ClickUp laid off 7% of its staff on Monday morning, in a move that was called “unexpected” by several laid-off employees on LinkedIn. CEO Zeb Evans told Protocol the goal was to ensure ClickUp’s profitability and efficiency in the future.

"Yesterday, we made restructuring changes to optimize our business for utmost efficiency," Evans said. "In doing so, this puts us in a position to accelerate our timeline to profitability and ultimately achieve our goal of going public. We are by no means slowing down or pausing hiring, as we plan to hire 250 people this year and 300 more next year."

Keep Reading Show less

Ousted WeWork founder Adam Neumann is moving into crypto.

Flowcarbon, which counts Neumann and his wife Rebekah as co-founders, said Tuesday it has raised $70 million combined in venture funding, led by Andreessen Horowitz's crypto fund, and a token sale. The startup hopes to sell tokenized carbon credits on the blockchain.

Keep Reading Show less

A recent report from Andreessen Horowitz illustrates a sad state of affairs for the fintech industry, which has gotten clobbered in the tech-stocks downdraft. A chart included in the report shows fintech valuations in sharper decline than any other sector, by a significant margin.

Keep Reading Show less

Netflix is setting its sights on gaming beyond mobile, if a survey sent to subscribers this week is any indication. In the survey, the company asked respondents at length about their own gaming habits as well as their familiarity with a variety of game subscription services, including Xbox Game Pass, PlayStation Plus and Apple Arcade.

Keep Reading Show less

A California judge ruled that the sexual harassment case against Tesla can continue in court, despite the fact that the worker who brought the case had previously signed an arbitration agreement giving up her right to sue.

Keep Reading Show less

Startups that soared throughout the pandemic are now feeling the crunch, and on-demand grocery company Gorillas is the latest victim. The company announced Tuesday that it's laying off half its corporate staff, or about 300 employees around the world.

Keep Reading Show less

Netflix is releasing three new games Tuesday and plans to release Exploding Kittens, its most high-profile original game, on May 31, the company announced on Tuesday. Netflix says its catalog now includes 22 games in total.

Keep Reading Show less

Barely more than two weeks after it agreed to stop selling its existing collection of face prints to private entities, facial recognition firm Clearview AI has a brand new plan to sell its software to private companies instead.

Keep Reading Show less

LGBTQ+ workers are generally less satisfied with their employers than their straight, cisgender colleagues are, according to a new report from Glassdoor. But some companies are more popular with their LGBTQ+ employees than others.

Keep Reading Show less

Last year saw a notable jump in ransomware attacks that included exfiltration of data as a component, highlighting an ongoing shift in the way the attacks are monetized, according to Verizon's major annual breach report.

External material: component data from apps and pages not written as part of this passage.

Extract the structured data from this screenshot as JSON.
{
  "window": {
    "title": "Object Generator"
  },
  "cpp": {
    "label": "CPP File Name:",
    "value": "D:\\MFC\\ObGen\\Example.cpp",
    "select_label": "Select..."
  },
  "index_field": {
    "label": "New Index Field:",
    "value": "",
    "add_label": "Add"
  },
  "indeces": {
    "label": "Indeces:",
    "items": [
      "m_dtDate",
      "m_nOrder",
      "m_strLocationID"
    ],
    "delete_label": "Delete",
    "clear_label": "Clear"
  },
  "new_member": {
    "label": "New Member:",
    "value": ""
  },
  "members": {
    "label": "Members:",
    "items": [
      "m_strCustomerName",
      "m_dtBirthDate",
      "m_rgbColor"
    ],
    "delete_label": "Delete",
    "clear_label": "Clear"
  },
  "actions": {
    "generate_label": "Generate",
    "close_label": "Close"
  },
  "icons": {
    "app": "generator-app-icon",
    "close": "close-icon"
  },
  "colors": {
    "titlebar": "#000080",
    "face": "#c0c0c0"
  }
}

Keep Reading Show less

Snap is the latest tech giant to join The Great Hunkering Down. Like other social media companies that flourished during lockdown, the company is struggling to meet earnings estimates and will slow hiring.

Keep Reading Show less
Bulletins